3) The book has major fill. Redundant code listings fill a lot of the book. Having C and then C++ versions of the same code was a huge filler. If you want to provide that then put it on the CD.
4) I don't need a course on 3D graphics thanks. Thats another book.
5) Skip the C++ course also. The author is likely new to C++. A statement that C++ has shorter compile times is off the wall.
6) Visual C++ course could be left out.
7) Having DirectInput only and since most of the book talks DirectPlay maybe "for Windows" should be in the title?
Comment Was this review helpful to you? Yes No Sending feedback...
Thank you for your feedback.
Sorry, we failed to record your vote. Please try again
Report abuse
12 of 13 people found the following review helpful By Shawn Holmes on August 14, 2002
Format: Paperback
To be honest, I expected this book to contain more coverage of Sockets, as well as DirectPlay...unfortunately, there is a lot of unnecessary info within the content of this book. As other reviewers have said, there is a significant amount of space dedicated to covering "generic game development", including Direct3D, sound, as well as C++...none of which should feature in this book.
Since another reviewer has already gone on to say what is *wrong* with the book, let me hit this with a different angle and suggest what I would think would've have made this book (at its size) outstanding:
1. More chapters on pure Sockets code. Peer to Peer. Client/Server. Additions on support for NAT/Firewalled clients would be nice (maybe an advanced chapter). Less on "chat" clients and more on game-related network communications (ie The Tic-Tac-Toe example should have been a complete, working application w/source on the CD, instead of "alluded to" in the book.)

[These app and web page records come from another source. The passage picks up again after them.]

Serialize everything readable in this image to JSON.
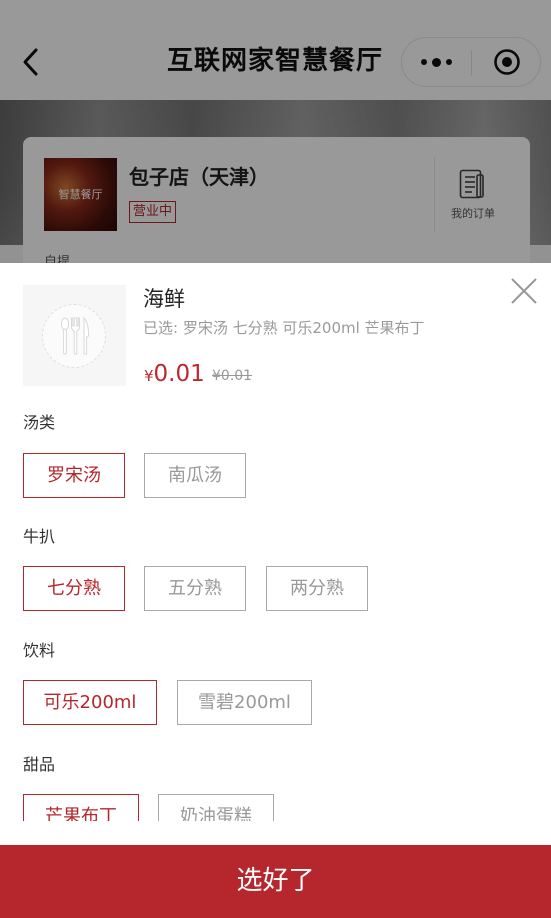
{
  "nav": {
    "title": "互联网家智慧餐厅"
  },
  "store": {
    "thumb_text": "智慧餐厅",
    "name": "包子店（天津）",
    "status": "营业中",
    "orders_label": "我的订单",
    "pickup_label": "自提"
  },
  "dish": {
    "name": "海鲜",
    "selected_text": "已选: 罗宋汤 七分熟 可乐200ml 芒果布丁",
    "currency": "¥",
    "price": "0.01",
    "original_price": "¥0.01"
  },
  "groups": [
    {
      "title": "汤类",
      "options": [
        {
          "label": "罗宋汤",
          "selected": true
        },
        {
          "label": "南瓜汤",
          "selected": false
        }
      ]
    },
    {
      "title": "牛扒",
      "options": [
        {
          "label": "七分熟",
          "selected": true
        },
        {
          "label": "五分熟",
          "selected": false
        },
        {
          "label": "两分熟",
          "selected": false
        }
      ]
    },
    {
      "title": "饮料",
      "options": [
        {
          "label": "可乐200ml",
          "selected": true
        },
        {
          "label": "雪碧200ml",
          "selected": false
        }
      ]
    },
    {
      "title": "甜品",
      "options": [
        {
          "label": "芒果布丁",
          "selected": true
        },
        {
          "label": "奶油蛋糕",
          "selected": false
        }
      ]
    }
  ],
  "confirm_label": "选好了",
  "colors": {
    "accent": "#b5272d",
    "muted_text": "#9a9a9a",
    "option_border": "#a9a9a9"
  },
  "icons": {
    "back": "chevron-left-icon",
    "more": "more-dots-icon",
    "target": "target-icon",
    "orders": "document-icon",
    "cutlery": "cutlery-icon",
    "close": "close-icon"
  }
}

2. More information on TCP vs. UDP, why online games mostly use the latter. Code that examines these issues.
3. More problem solving with multiplayer issues. Code that deals with latency. Code that dynamically handles server dropping (ie assigning one of the clients to be the new server).
Mostly, I was looking for a lot more source code looking at complete, yet simple games using networking in multiple formats (real-time, turn-based, etc). Instead, I felt a rush from pratically no knowledge (basics of send/recv) to almost instantly dealing with MMORPG architecture (!!!) A little unbalanced, at best.
Comment Was this review helpful to you? Yes No Sending feedback...
Thank you for your feedback.
Sorry, we failed to record your vote. Please try again
Report abuse
19 of 22 people found the following review helpful By Ross P. Wright on December 27, 2001
Format: Paperback Verified Purchase
Talk about false advertising. The title of this book should be "game programming for idiots." I bought this book hoping to find some insight into multi-player game design with an emphasis on massively multi-player applications, and what I got was a phonebook sized stack of paper that does an excellent job of explaining the issues involved without actually giving any solutions! Let me sum up the knowledge contained within...
When implementing a multiplayer game you can use a client-server or peer to peer architecture. Peer to peer results in more connections. And you might look into using sockets or DirectPlay, but you'll need to buy a different book to really understand what is going on...oh and with mmporpg applications you'll have to worry about zones and server boundaries, but how to solve those problems is left as a exercise for the reader!
Comment Was this review helpful to you? Yes No Sending feedback...
Thank you for your feedback.
Sorry, we failed to record your vote. Please try again
Report abuse

Most Recent Customer Reviews

Want to discover more products? Check out this page to see more: online free multiplayer games